I have a basic question about evolution, for which I never found an answer. I understand how evolution works if we focus on one specific organ or trait. With each generation, some organism is more likely to reproduce, so the trait that leads to success gets more frequent. My problem is understanding how all the traits can evolve simultaneously.
Looking back to our ancestors, we evolved many different kinds of adaptations (in unrelated areas like eyesight, kidney efficiency or a healthy fear of predators, digestion of certain nutrients, balanced walking etc.). Natural selection can only work with what's there, so mutations are important. But if mutations are rare, it seems unlikely that many (thousands of) properties of organisms get improved in a single generation. You'd need to get very lucky to randomly improve all the genes responsible for it.
So, if we look back to our ancestors again, did they just improve on a single or a handful of traits in each generation? In that case we would need hundreds of generations before we have improved somewhat on each "front". By then, the other properties could "drift" back to a not-so-advantageous version. (This was supposing that each generation improves on a random trait, as opposed to long sequences of generations each improving on the same). Or were there always some super lucky organisms that randomly got an improvement on almost all different traits? But just having some of those super lucky ones is not enough. The good traits don't guarantee success, just improve the odds.
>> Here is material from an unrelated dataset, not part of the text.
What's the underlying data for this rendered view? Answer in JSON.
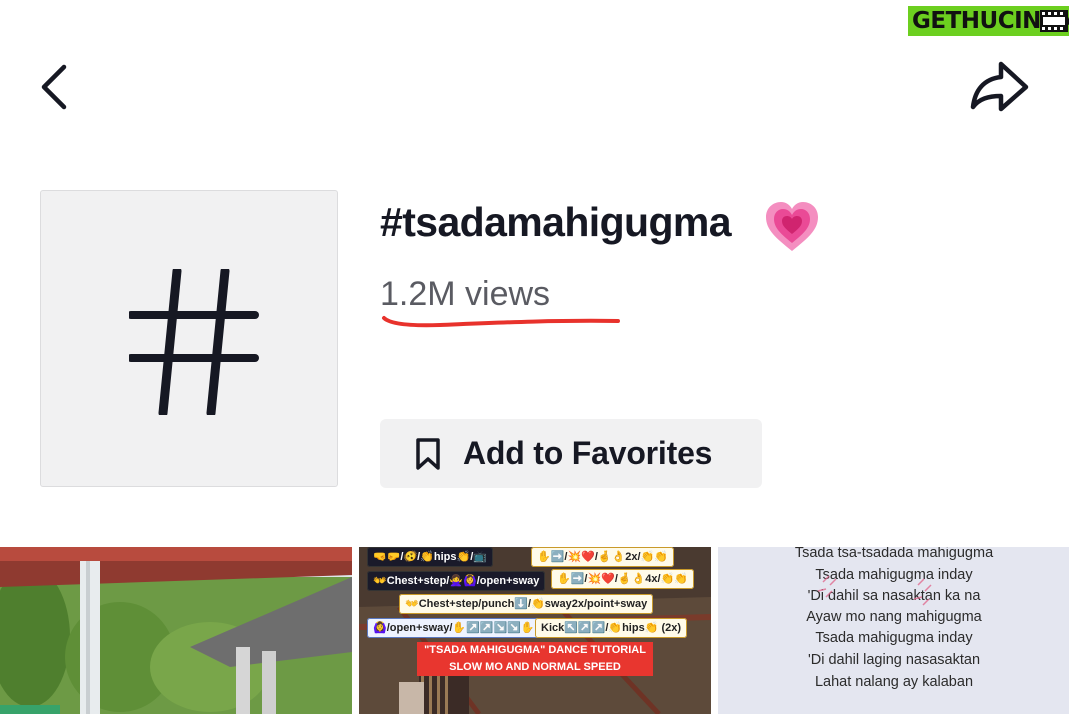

So we'd need many very lucky ones in each generation.
Has anyone calculated or simulated how the adaptation for many different traits can happen simultaneously?